Between 1880 and 1960, CPR continued to expand its luxury hotels across the country. The railway built two types of hotels: urban and rural resort. As we’ve seen, the urban hotels were located near a city’s major passenger stations, while their rural counterparts were in areas with unique scenery, allowing the properties to be marketed to train passengers as tourist destinations.
The centerpiece of the whole system was the Fairmont Royal hotel. CPR starting building it shortly before the Great Depression in 1927. When it opened in 1929, it was the tallest building in the British Empire and the world’s first modern-day skyscraper hotel. It was built in a Gothic Revival style, evidenced by its dramatic arches and spires, but with a contemporary skyscraper sensibility.
People from around the globe flocked . . . to take a ride in these marvelous new moving machines and experience the world, both natural and built, in ways never before possible.
The Royal York became known as a city within a city. It stood 28 stories and spanned an entire city block. It was outfitted with mechanical wonders and opulence never before seen in Toronto. Ten electric cabs carried passengers to more than 1,000 hotel rooms, concert halls, ballrooms, an indoor swimming pool, 12,000-book library, restaurants, a bank, underground shops and a glass-enclosed rooftop garden. More than 300 mi of copper wire powered the state-of-the-art building.
Over the following decades, these hotels have become known as Canada’s grand railway hotels. Many immediately became icons and national landmarks for both local residents and the country itself. Some were inspired by French chateaus and Scottish castles. Others were more Metropolis (1927 German film with an Art Deco city set) in style — even before Art Deco became an architectural movement.

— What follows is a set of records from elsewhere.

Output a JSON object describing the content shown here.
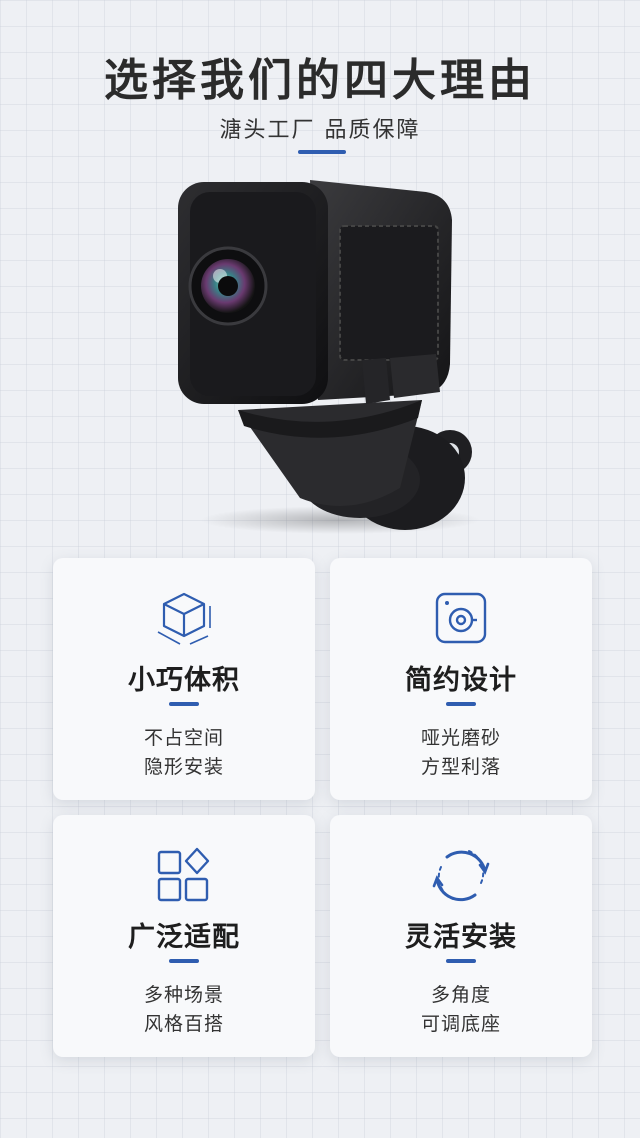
{
  "header": {
    "title": "选择我们的四大理由",
    "subtitle": "溏头工厂 品质保障"
  },
  "colors": {
    "accent": "#2f5db0",
    "background": "#eef0f4",
    "card": "#f8f9fb"
  },
  "features": [
    {
      "icon": "cube-dimensions-icon",
      "title": "小巧体积",
      "line1": "不占空间",
      "line2": "隐形安装"
    },
    {
      "icon": "camera-square-icon",
      "title": "简约设计",
      "line1": "哑光磨砂",
      "line2": "方型利落"
    },
    {
      "icon": "grid-apps-icon",
      "title": "广泛适配",
      "line1": "多种场景",
      "line2": "风格百搭"
    },
    {
      "icon": "rotate-arrows-icon",
      "title": "灵活安装",
      "line1": "多角度",
      "line2": "可调底座"
    }
  ]
}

The design, style and ingenuity of the grand hotels, and the electrical and mechanical advancements that powered them, offer insightful perspective on the collective efforts of the nation, as well the groundbreaking imagination of the Canadian people.
Restored today, the grand railway hotels of Canada demonstrate that, even in our modern age, historical architecture, with its grand rooms, elaborate craftsmanship and fine artistry, illustrates the persevering appreciation for the nation’s story. At the turn of the 20th century, Canada was still very young — not yet 50 years old. Still, the nation had established one of the largest networks of rail ever constructed and many of the grandest structures ever designed, and elevated the travel and tourism industry into the next century. While the design and operations of hotels have changed significantly since their first emergence, the design of elevator cabins has remained a central component of their function and operations, albeit less grand than their Canadian forebears.